_Task to carry out_
Please show every line in the entries below that includes the word "中国台北小伙".

_Information supplied_
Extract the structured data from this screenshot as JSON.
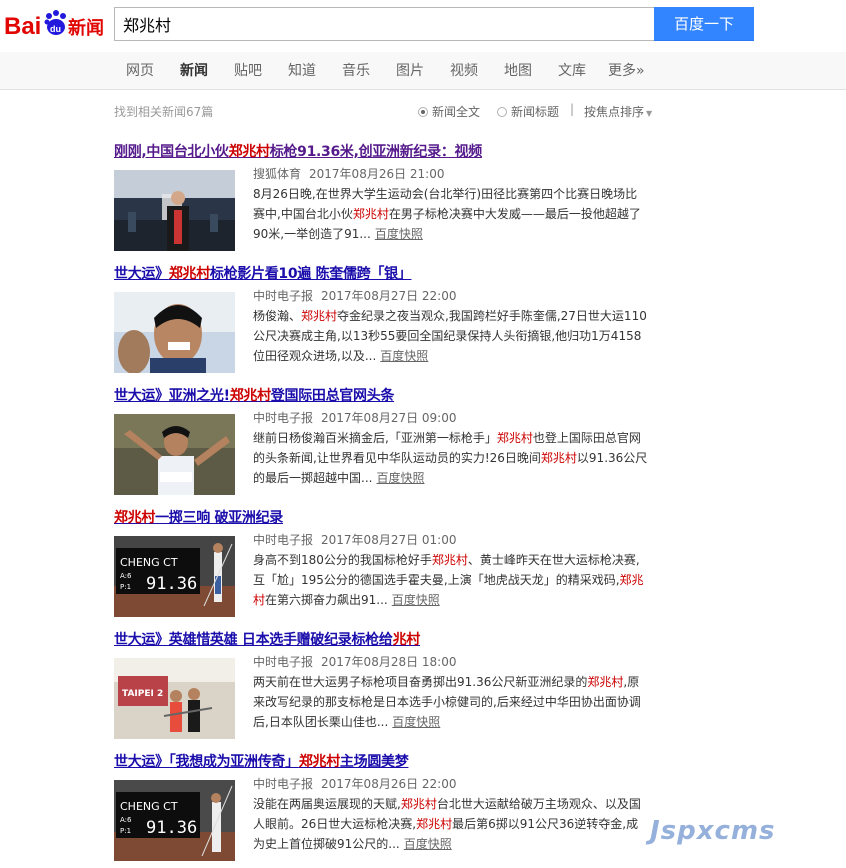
{
  "header": {
    "logo_text": "Bai",
    "logo_du": "du",
    "logo_news": "新闻",
    "search_value": "郑兆村",
    "search_button": "百度一下"
  },
  "nav": {
    "items": [
      {
        "label": "网页"
      },
      {
        "label": "新闻"
      },
      {
        "label": "贴吧"
      },
      {
        "label": "知道"
      },
      {
        "label": "音乐"
      },
      {
        "label": "图片"
      },
      {
        "label": "视频"
      },
      {
        "label": "地图"
      },
      {
        "label": "文库"
      },
      {
        "label": "更多»"
      }
    ],
    "active": "新闻"
  },
  "toolbar": {
    "count": "找到相关新闻67篇",
    "opt_full": "新闻全文",
    "opt_title": "新闻标题",
    "separator": "|",
    "sort": "按焦点排序"
  },
  "results": [
    {
      "title_parts": [
        "刚刚,中国台北小伙",
        "郑兆村",
        "标枪91.36米,创亚洲新纪录：视频"
      ],
      "source": "搜狐体育",
      "date": "2017年08月26日 21:00",
      "snippet_parts": [
        "8月26日晚,在世界大学生运动会(台北举行)田径比赛第四个比赛日晚场比赛中,中国台北小伙",
        "郑兆村",
        "在男子标枪决赛中大发威——最后一投他超越了90米,一举创造了91..."
      ],
      "cache": "百度快照"
    },
    {
      "title_parts": [
        "世大运》",
        "郑兆村",
        "标枪影片看10遍 陈奎儒跨「银」"
      ],
      "source": "中时电子报",
      "date": "2017年08月27日 22:00",
      "snippet_parts": [
        "杨俊瀚、",
        "郑兆村",
        "夺金纪录之夜当观众,我国跨栏好手陈奎儒,27日世大运110公尺决赛成主角,以13秒55要回全国纪录保持人头衔摘银,他归功1万4158位田径观众进场,以及..."
      ],
      "cache": "百度快照"
    },
    {
      "title_parts": [
        "世大运》亚洲之光!",
        "郑兆村",
        "登国际田总官网头条"
      ],
      "source": "中时电子报",
      "date": "2017年08月27日 09:00",
      "snippet_parts": [
        "继前日杨俊瀚百米摘金后,「亚洲第一标枪手」",
        "郑兆村",
        "也登上国际田总官网的头条新闻,让世界看见中华队运动员的实力!26日晚间",
        "郑兆村",
        "以91.36公尺的最后一掷超越中国..."
      ],
      "cache": "百度快照"
    },
    {
      "title_parts": [
        "郑兆村",
        "一掷三响 破亚洲纪录"
      ],
      "source": "中时电子报",
      "date": "2017年08月27日 01:00",
      "snippet_parts": [
        "身高不到180公分的我国标枪好手",
        "郑兆村",
        "、黄士峰昨天在世大运标枪决赛,互「尬」195公分的德国选手霍夫曼,上演「地虎战天龙」的精采戏码,",
        "郑兆村",
        "在第六掷奋力飙出91..."
      ],
      "cache": "百度快照"
    },
    {
      "title_parts": [
        "世大运》英雄惜英雄 日本选手赠破纪录标枪给",
        "兆村",
        ""
      ],
      "source": "中时电子报",
      "date": "2017年08月28日 18:00",
      "snippet_parts": [
        "两天前在世大运男子标枪项目奋勇掷出91.36公尺新亚洲纪录的",
        "郑兆村",
        ",原来改写纪录的那支标枪是日本选手小椋健司的,后来经过中华田协出面协调后,日本队团长栗山佳也..."
      ],
      "cache": "百度快照"
    },
    {
      "title_parts": [
        "世大运》「我想成为亚洲传奇」",
        "郑兆村",
        "主场圆美梦"
      ],
      "source": "中时电子报",
      "date": "2017年08月26日 22:00",
      "snippet_parts": [
        "没能在两届奥运展现的天赋,",
        "郑兆村",
        "台北世大运献给破万主场观众、以及国人眼前。26日世大运标枪决赛,",
        "郑兆村",
        "最后第6掷以91公尺36逆转夺金,成为史上首位掷破91公尺的..."
      ],
      "cache": "百度快照"
    }
  ],
  "thumbs": {
    "scoreboard_name": "CHENG CT",
    "scoreboard_value": "91.36",
    "scoreboard_a": "A:6",
    "scoreboard_p": "P:1",
    "banner": "TAIPEI 2"
  },
  "watermark": "Jspxcms"
}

_Task answer_
        "刚刚,中国台北小伙",
        "8月26日晚,在世界大学生运动会(台北举行)田径比赛第四个比赛日晚场比赛中,中国台北小伙",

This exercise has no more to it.